MOUNTAIN HOUSE — As construction of Mountain House High School progresses, school officials are reaching out to the community for input about the school’s mascot and colors.
Lammersville Unified School District Superintendent Dale Hansen plans to open the feedback process in February so officials can have the logo and colors accent the gymnasium and other buildings at the school, which is set to open in August 2014.
“We need to guide the architect and contractor,” Hansen said. “With the gym floor layout (with a mascot) and concrete in the administration building going down in the next two months, if it’s colored, we need to get that to the contractor.”
The road leading into the campus, currently called Mascot Boulevard, will also be changed to the name of the mascot chosen by the community, Hansen said.
To receive feedback in a timely fashion, Hansen will share a number of process suggestions with the school board at its monthly meeting Wednesday, Jan. 16.
Hansen surveyed school districts across the state to see how they picked their mascots and school colors, and chose the proposals that he thought had the most successful track record.
The superintendent will recommend setting up kiosks at all four elementary schools in the Lammersville Unified School District so the students representing the high school’s first three graduating classes — who are now in the sixth, seventh and eighth grades — can have their say.

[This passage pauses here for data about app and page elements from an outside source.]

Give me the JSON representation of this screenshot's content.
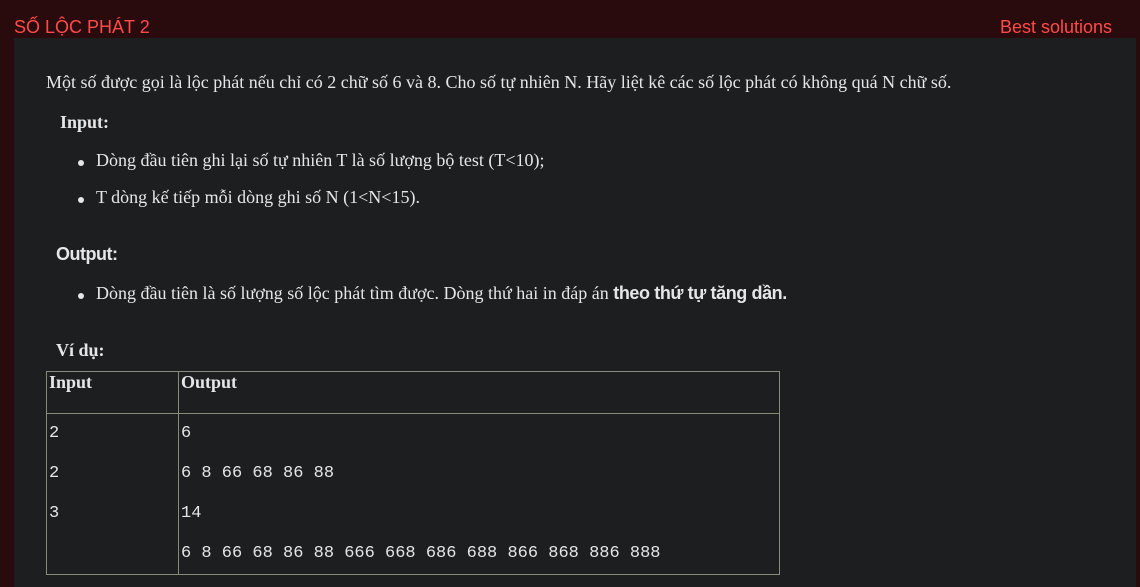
{
  "header": {
    "title": "SỐ LỘC PHÁT 2",
    "best_solutions": "Best solutions"
  },
  "description": "Một số được gọi là lộc phát nếu chỉ có 2 chữ số 6 và 8. Cho số tự nhiên N. Hãy liệt kê các số lộc phát có không quá N chữ số.",
  "input_section": {
    "heading": "Input:",
    "items": [
      "Dòng đầu tiên ghi lại số tự nhiên T là số lượng bộ test (T<10);",
      "T dòng kế tiếp mỗi dòng ghi số N (1<N<15)."
    ]
  },
  "output_section": {
    "heading": "Output:",
    "item_text": "Dòng đầu tiên là số lượng số lộc phát tìm được. Dòng thứ hai in đáp án ",
    "item_emphasis": "theo thứ tự tăng dần."
  },
  "example": {
    "heading": "Ví dụ:",
    "columns": [
      "Input",
      "Output"
    ],
    "input_lines": [
      "2",
      "2",
      "3",
      ""
    ],
    "output_lines": [
      "6",
      "6 8 66 68 86 88",
      "14",
      "6 8 66 68 86 88 666 668 686 688 866 868 886 888"
    ]
  },
  "colors": {
    "accent": "#ff4a4a",
    "frame_background": "#2a0b0d",
    "panel_background": "#1d1e20",
    "text": "#e6e6e6",
    "table_border": "#8a8a7a"
  }
}
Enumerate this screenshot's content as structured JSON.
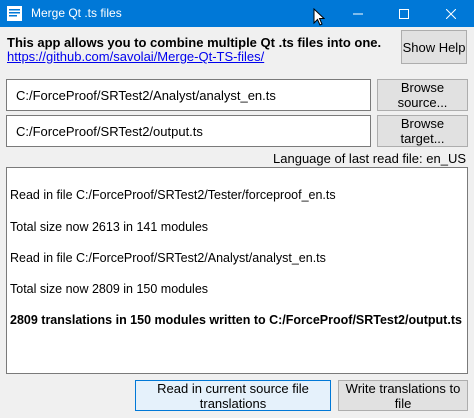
{
  "window": {
    "title": "Merge Qt .ts files",
    "accent": "#0078d7"
  },
  "header": {
    "intro": "This app allows you to combine multiple Qt .ts files into one.",
    "link": "https://github.com/savolai/Merge-Qt-TS-files/",
    "help_label": "Show Help"
  },
  "source": {
    "value": "C:/ForceProof/SRTest2/Analyst/analyst_en.ts",
    "browse_label": "Browse source..."
  },
  "target": {
    "value": "C:/ForceProof/SRTest2/output.ts",
    "browse_label": "Browse target..."
  },
  "language": "Language of last read file: en_US",
  "log": [
    "Read in file C:/ForceProof/SRTest2/Tester/forceproof_en.ts",
    "Total size now 2613 in 141 modules",
    "Read in file C:/ForceProof/SRTest2/Analyst/analyst_en.ts",
    "Total size now 2809 in 150 modules",
    "2809 translations in 150 modules written to C:/ForceProof/SRTest2/output.ts"
  ],
  "actions": {
    "read_label": "Read in current source file translations",
    "write_label": "Write translations to file"
  }
}
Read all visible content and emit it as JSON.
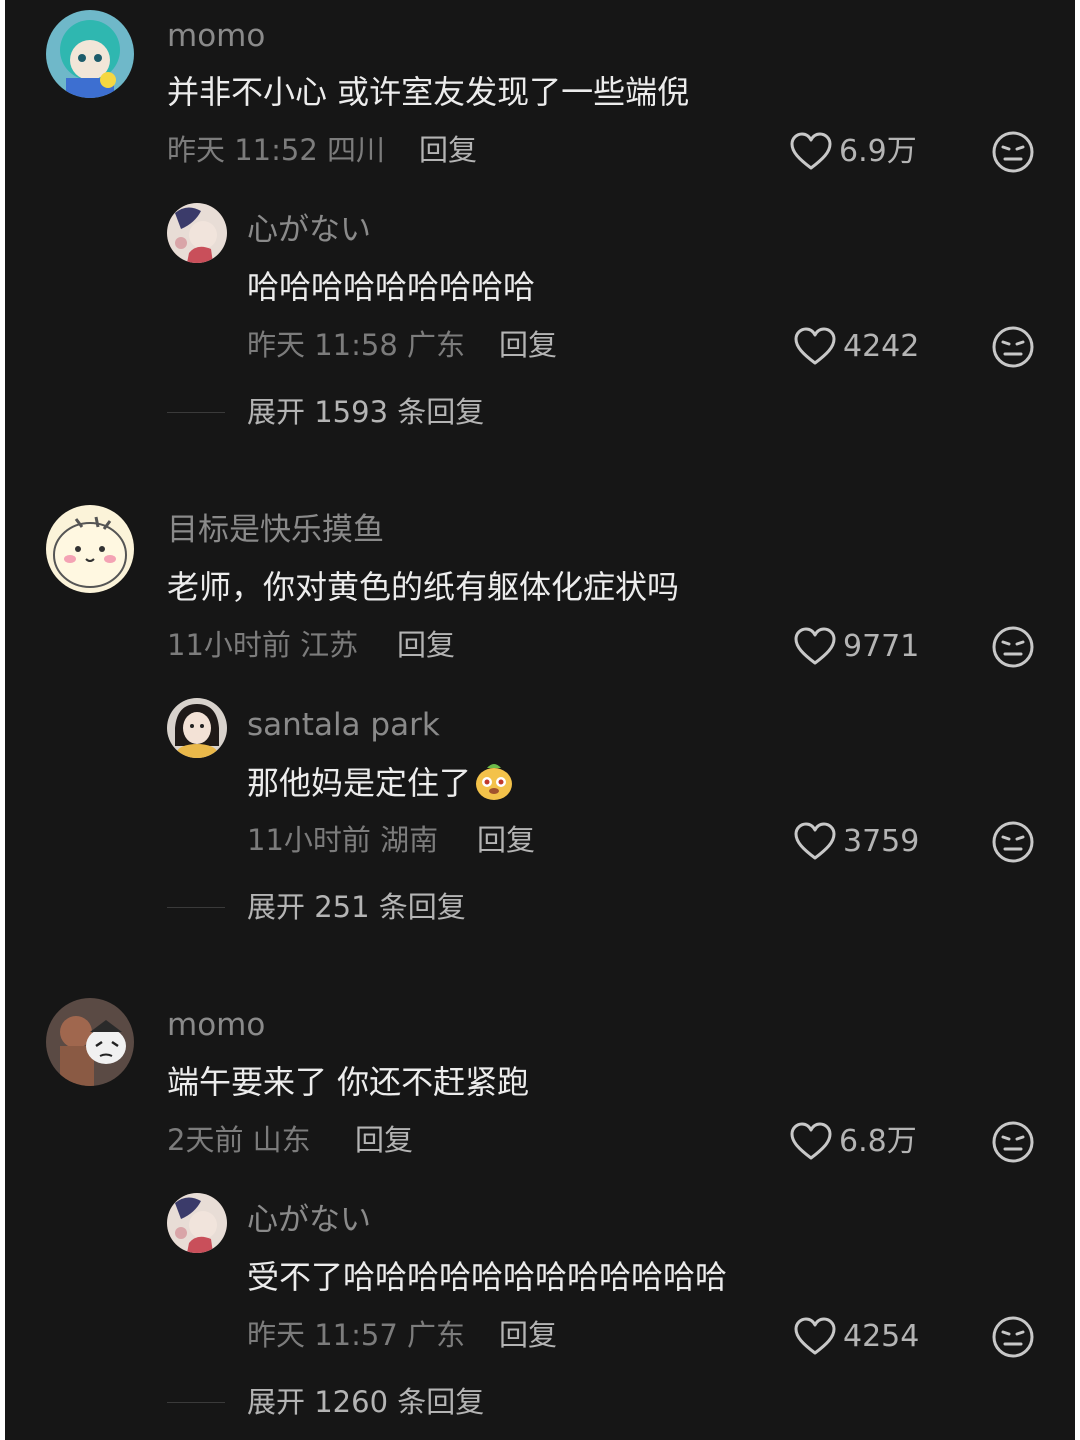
{
  "threads": [
    {
      "user": "momo",
      "text": "并非不小心 或许室友发现了一些端倪",
      "time": "昨天 11:52",
      "location": "四川",
      "reply_label": "回复",
      "likes": "6.9万",
      "reply": {
        "user": "心がない",
        "text": "哈哈哈哈哈哈哈哈哈",
        "time": "昨天 11:58",
        "location": "广东",
        "reply_label": "回复",
        "likes": "4242"
      },
      "expand_label": "展开 1593 条回复"
    },
    {
      "user": "目标是快乐摸鱼",
      "text": "老师，你对黄色的纸有躯体化症状吗",
      "time": "11小时前",
      "location": "江苏",
      "reply_label": "回复",
      "likes": "9771",
      "reply": {
        "user": "santala park",
        "text": "那他妈是定住了",
        "time": "11小时前",
        "location": "湖南",
        "reply_label": "回复",
        "likes": "3759"
      },
      "expand_label": "展开 251 条回复"
    },
    {
      "user": "momo",
      "text": "端午要来了 你还不赶紧跑",
      "time": "2天前",
      "location": "山东",
      "reply_label": "回复",
      "likes": "6.8万",
      "reply": {
        "user": "心がない",
        "text": "受不了哈哈哈哈哈哈哈哈哈哈哈哈",
        "time": "昨天 11:57",
        "location": "广东",
        "reply_label": "回复",
        "likes": "4254"
      },
      "expand_label": "展开 1260 条回复"
    }
  ],
  "colors": {
    "background": "#161616",
    "primary_text": "#ececec",
    "secondary_text": "#8a8a8a"
  },
  "icons": {
    "like": "heart-outline-icon",
    "dislike": "neutral-face-icon"
  }
}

He will also propose creating an online survey so the community can vote on the top three mascot suggestions.
That way, Hansen said, “everybody has a chance in the process.”
“For our community with only one high school, the importance (of input) has increased,” he said.
In addition to ordering construction materials for the school, Hansen said district officials want to make sure the colors chosen are not unique, so that special orders for band uniforms aren’t necessary.
Officials also wanted to ensure the colors and mascot are different from those of other schools against which the new school will compete in athletic events.
According to the staff report, the mascot must be a symbol, character, name or logo that represents the school in a positive manner; promotes unity and pride; and shows fairness, dignity and respect.
“I think it’s great,” Hansen said. “The energy — people are starting to realize we’re going to have our own high school. This is the fun part of my job.”